The next day he saw Jesus coming toward him, and said, “Behold, the Lamb of God, who takes away the sin of the world!
– John 1:29
Before we actually receive the Lord’s Supper, we sing the Agnus Dei.
These incredible words, coupled with the kyrie, help us focus on what we are about to receive in, with, and under the bread and the wine of the Lord’s Supper.
The previous devotions in this series are:
Part 1 – Hymnody
Part 2 – Invocation
Part 3 – Baptism
Part 4 – Confession of Sins
Part 5 – Absolution
Part 6 – Introit / Psalmody
Part 7 – Kyrie
Part 8 – Hymn of Praise
Part 9 – Scripture Readings
Part 10 – Sermon
Part 11 – Confession of Faith
Part 12 – Offering
Part 13 – Offertory
Part 14 – Prayer
Part 15 – “Our Father”
Part 16 – “Hallowed Be Thy Name”
Part 17 – “Thy Kingdom Come”
Part 18 – “Daily Bread”
Part 19 – “Keep Us From Evil”
Part 20 – “Amen and Amen!”
Part 21 – Preface and Proper Preface
Part 22 – Sanctus
Part 23 – The Lord’s Supper
It was a beautifully cool spring morning.

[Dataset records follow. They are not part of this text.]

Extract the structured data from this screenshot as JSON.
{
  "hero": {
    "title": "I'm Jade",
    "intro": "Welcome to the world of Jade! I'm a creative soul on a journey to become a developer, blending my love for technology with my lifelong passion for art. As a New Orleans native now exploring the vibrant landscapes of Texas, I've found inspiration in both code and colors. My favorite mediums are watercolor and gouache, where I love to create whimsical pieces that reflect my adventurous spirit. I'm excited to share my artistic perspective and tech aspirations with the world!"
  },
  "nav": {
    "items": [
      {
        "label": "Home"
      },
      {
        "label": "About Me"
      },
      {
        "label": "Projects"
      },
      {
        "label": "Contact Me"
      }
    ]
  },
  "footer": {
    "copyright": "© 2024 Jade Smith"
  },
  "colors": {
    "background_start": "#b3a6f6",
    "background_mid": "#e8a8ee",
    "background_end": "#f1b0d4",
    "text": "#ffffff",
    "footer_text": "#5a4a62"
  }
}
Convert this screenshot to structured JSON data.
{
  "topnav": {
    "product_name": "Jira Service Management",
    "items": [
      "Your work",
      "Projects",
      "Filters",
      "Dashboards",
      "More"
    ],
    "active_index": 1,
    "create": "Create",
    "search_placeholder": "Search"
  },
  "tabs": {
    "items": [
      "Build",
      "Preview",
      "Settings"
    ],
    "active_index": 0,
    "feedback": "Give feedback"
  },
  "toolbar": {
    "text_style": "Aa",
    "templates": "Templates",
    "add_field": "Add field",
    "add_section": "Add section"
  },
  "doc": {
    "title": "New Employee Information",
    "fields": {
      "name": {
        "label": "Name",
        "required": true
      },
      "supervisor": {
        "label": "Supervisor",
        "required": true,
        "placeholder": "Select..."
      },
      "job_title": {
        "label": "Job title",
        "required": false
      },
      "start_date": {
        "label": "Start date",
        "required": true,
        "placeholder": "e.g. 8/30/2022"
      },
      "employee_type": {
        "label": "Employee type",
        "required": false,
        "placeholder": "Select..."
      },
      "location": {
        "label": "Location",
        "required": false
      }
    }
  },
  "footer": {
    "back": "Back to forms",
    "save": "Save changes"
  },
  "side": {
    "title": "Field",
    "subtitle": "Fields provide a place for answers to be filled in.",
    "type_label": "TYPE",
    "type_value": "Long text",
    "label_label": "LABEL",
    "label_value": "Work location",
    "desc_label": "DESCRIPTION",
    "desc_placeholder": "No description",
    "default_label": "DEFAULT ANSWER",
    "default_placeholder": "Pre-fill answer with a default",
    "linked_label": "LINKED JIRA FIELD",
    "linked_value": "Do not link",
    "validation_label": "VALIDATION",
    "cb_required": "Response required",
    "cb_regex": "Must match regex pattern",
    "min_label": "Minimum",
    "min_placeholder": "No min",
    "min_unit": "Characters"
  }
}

Adam and Benjamin – best friends since forever – were nearly at the top of the hill where they could see across the little valley into the main city. In the bottom of the valley a little brook reflected the morning sunlight beautifully.
Today they were going to have a contest. As they took refuge in the shade of the olive trees, their contest was to see who would be the first one to see the little brook turn red that morning.
Adam and Benjamin were sitting on the Mt. of Olives across from Jerusalem and it was the week of Passover. Hundreds of lambs were being slaughtered in the Temple for the Passover Celebration. So many that the blood would drain out of the city through the sewer system into the Brook Kidron, turning its waters red.
Several weeks earlier, and northeast of Jerusalem at the Jordan River, John the Baptist saw his cousin Jesus and proclaimed, “Behold, the Lamb of God who takes away the sin of the world.”
Jesus is the fulfillment of all the sacrifices of the Old Testament that were made to atone for the sins of the people. Many of those sacrifices – and the most prominent ones at Passover and Yom Kippur – involved lambs (or goats).
Now Jesus comes and becomes the ultimate, fulfilling, and perfect Lamb of God who takes away the sin of the world.
Jesus does this by shedding His blood and dying on the cross. His death means our life. His shed blood cleanses us from all sin.
The night before Jesus died, He instituted what we call the Lord’s Supper. In this meal, Jesus – through His Word – puts His body and blood in, with, and under the bread and wine.
The bread and wine do not merely represent Jesus’ body and blood. His words are “this is my body … this is the new testament (covenant) in my blood.”
Just as Jesus didn’t merely represent to John the Baptist all the lambs of sacrifice in Jerusalem through the years. John proclaims Jesus to be the Lamb of God who takes away the sin of the world.
So as we prepare to approach the communion rail to receive the body and blood of Jesus Christ, we sing, “Lamb of God who takes away the sin of the world, have mercy on us.”
And He does. Have mercy on us. He sacrificed Himself to save us from all our sins. He gives us forgiveness, life and salvation in the Sacrament.
He is the Lamb of God who takes away the sins of the world!